I have appreciated the thoughtful and lively discussion on this series. It is clear that we need new drugs to combat multi-drug resistant Gram-negative bacteria, but it’s also clear that there is much we can do right now, today, to fight them — using antibiotics wisely and adhering to infection control procedures. However, with all of our discussions about the science, I think it’s important that we close this series by taking a moment to reflect on exactly why this issue is so urgent and important.
Please see the personal story below from Victoria and Armando Nahum, who after losing their son to a Gram-negative infection, are spearheading important work toward eliminating these infections. Their story reminds us that our work is far from done.
– Arjun Srinivasan
The Story of Josh Nahum
Victoria and Armando Nahum
Safe Care Campaign
Antimicrobial resistance is one of the scariest prospects patients and families now face while receiving care in a hospital or other healthcare facility. We know this all too well. We lost our son Josh to a Gram-negative infection in 2006.
Certainly organisms such as MRSA and C. difficile remain complex problems. However, Gram-negative infections loom heavy as one of the greatest challenges of our time because this type of bacteria can beat most or all antibiotics.
Once a loved one acquires a Gram-negative infection, chances are that the outlook for recovery is dire. Josh’s infection struck him while he was recuperating from an accident and on a hopeful path to a good recovery. Just as he was progressing, his infection was discovered within his cerebral spinal fluid. From there, it continued to develop rapidly, causing unbelievable pressure around his brain – so much pressure that it actually pushed part of his brain into his spinal column making him a permanent ventilator-dependent quadriplegic.
Josh died 2 weeks later. He was 27.
Our hope for the future is 3-fold:
- That patients and their families educate themselves on how to safely receive medical care prior to a hospital admission whenever possible.
- That compulsive hand hygiene and infection control compliance is practiced by everyone who comes into contact with the patient.

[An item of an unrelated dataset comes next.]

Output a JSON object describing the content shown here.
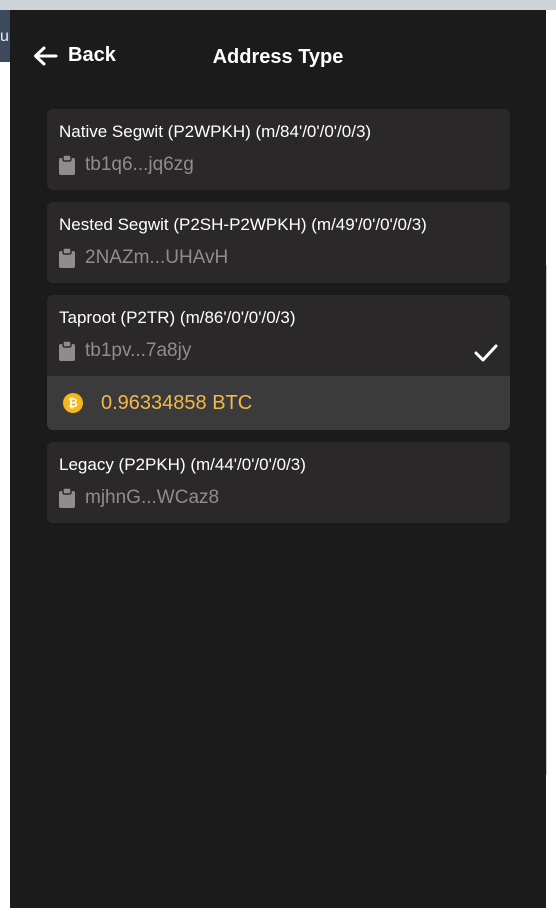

- That drug companies will invest in research to fight these virulent bacteria that some call “The Rising Plague”.